Parks board vote could delay ‘fast-tracked’ health center for Dove Springs
Tuesday, September 3, 2019 by Chad Swiatecki
A community health center proposed for the Dove Springs area in Southeast Austin could be delayed by several months after the city’s Parks and Recreation Board voted last week to delay approving the use of parkland to build the long-needed facility.
The 9-2 vote to delay the recommendation to City Council to move ahead with the center came amid questions over the calculations used to determine the mitigation fees for permanent use of 2.6 acres of Dove Springs District Park to build the 16,000-square-foot center. Parks board members also expressed concern over some of the features of the proposed site, including a parking lot that will replace an area currently used as an informal soccer field.
Voters approved bond funding for the $12.4 million facility in December and the project has been put on a “fast track” by Mayor Pro Tem Delia Garza, whose district includes the area in question, because of a lack of preventive health options in close proximity to Dove Springs.
Earlier this year, Garza and community leaders expressed concern that the center’s projected spring 2023 opening was too far in the future to make a difference for families in the area who have young children in need of vaccinations and other preventive health care procedures.
Kymberley Maddox, an assistant director for the Austin Public Health Department, said 26 percent of the area’s residents live in poverty. In 2017 the health department delivered services to more than 6,300 clients during weekly sessions at the nearby Dove Springs Recreation Center.
Council’s decision to use a design-build approach for the center – intended to speed up projects because one request for proposal (RFP) process is used to select a single company to design and handle construction – is now likely to backfire because of the parks board’s delay.
Maddox explained to the parks board that Council had planned to move ahead with the design-build RFP in September, with an expectation to open that process in October. With the board opting to delay approval until at least its September meeting, Maddox said it is likely the design-build process will be delayed, creating a domino effect that will push back both phases of the project.
“Delaying Council’s decision on this would delay (construction) multiple months and that would have a detrimental impact,” she said. “We have cut every corner, every month and week we can out of the construction schedule to try to deliver this as fast as the mayor pro tem would like us to.”
The most pointed objection came from Board Member Rich DePalma, who questioned the accuracy of the land value and lot size data gathered by the Parks and Recreation Department to calculate the proposed $181,000 land mitigation cost for the parkland.
As part of the recommendation, that money would be used in part to improve a remaining soccer field along with lighting and other improvements to trails through the parkland. The combined improvements are projected to cost nearly $150,000, leaving only $31,000 in reserve to purchase land nearby that would be converted into parkland.
“With the figure for mitigation dollars, there’s lots going into capital improvements and I’m concerned about losing acres of parkland across the city, particularly when there’s parts of Southeast Austin that are park-deficient,” he said. “I’d like to spend time on how we got to the mitigation costs.
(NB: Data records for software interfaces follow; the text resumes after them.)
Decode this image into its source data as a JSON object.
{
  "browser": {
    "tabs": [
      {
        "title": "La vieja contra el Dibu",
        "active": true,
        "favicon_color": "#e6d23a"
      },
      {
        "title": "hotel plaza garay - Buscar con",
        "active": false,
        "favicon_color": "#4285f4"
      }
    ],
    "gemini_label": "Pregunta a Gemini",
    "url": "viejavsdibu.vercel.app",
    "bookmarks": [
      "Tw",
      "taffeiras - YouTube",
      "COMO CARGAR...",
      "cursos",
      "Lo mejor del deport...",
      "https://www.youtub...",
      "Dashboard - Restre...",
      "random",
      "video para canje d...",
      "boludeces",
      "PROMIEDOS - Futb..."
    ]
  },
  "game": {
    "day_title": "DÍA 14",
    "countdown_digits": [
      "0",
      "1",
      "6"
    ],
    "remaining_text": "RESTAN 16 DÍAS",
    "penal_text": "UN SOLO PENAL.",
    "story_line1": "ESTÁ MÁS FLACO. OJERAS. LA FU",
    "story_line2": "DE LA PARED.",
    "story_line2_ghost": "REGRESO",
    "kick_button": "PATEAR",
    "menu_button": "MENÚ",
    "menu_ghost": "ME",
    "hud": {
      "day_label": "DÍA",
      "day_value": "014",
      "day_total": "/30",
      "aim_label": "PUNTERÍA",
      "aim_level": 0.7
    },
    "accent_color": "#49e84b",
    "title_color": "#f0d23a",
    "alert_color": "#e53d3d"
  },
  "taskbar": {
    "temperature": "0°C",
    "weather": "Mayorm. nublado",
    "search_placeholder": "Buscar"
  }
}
It would be much more substantive if we had more money to buy more parkland in the same area.”
The board considered splitting the approval question which would have granted an approval but required further data and possibly a higher dollar value for the mitigation question. A motion to split the approval failed, leading to the eventual delay until next month.
“What you’re asking us to do is take some of our precious parkland, which we don’t have that much of, and put a health center on it,” Chair Dawn Lewis said. “I totally understand there’s bond money and a tremendous need for this health center because there’s not another one close. This is a great location and they can take care of everything at once. It’s frustrating you can’t find another spot. I want you to understand why you’ve gotten some pushback here.”
Dove Springs site layout courtesy of the city of Austin.
The Austin Monitor’s work is made possible by donations from the community. Though our reporting covers donors from time to time, we are careful to keep business and editorial efforts separate while maintaining transparency. A complete list of donors is available here, and our code of ethics is explained here.
Join Your Friends and Neighbors
We're a nonprofit news organization, and we put our service to you above all else. That will never change. But public-service journalism requires community support from readers like you. Will you join your friends and neighbors to support our work and mission?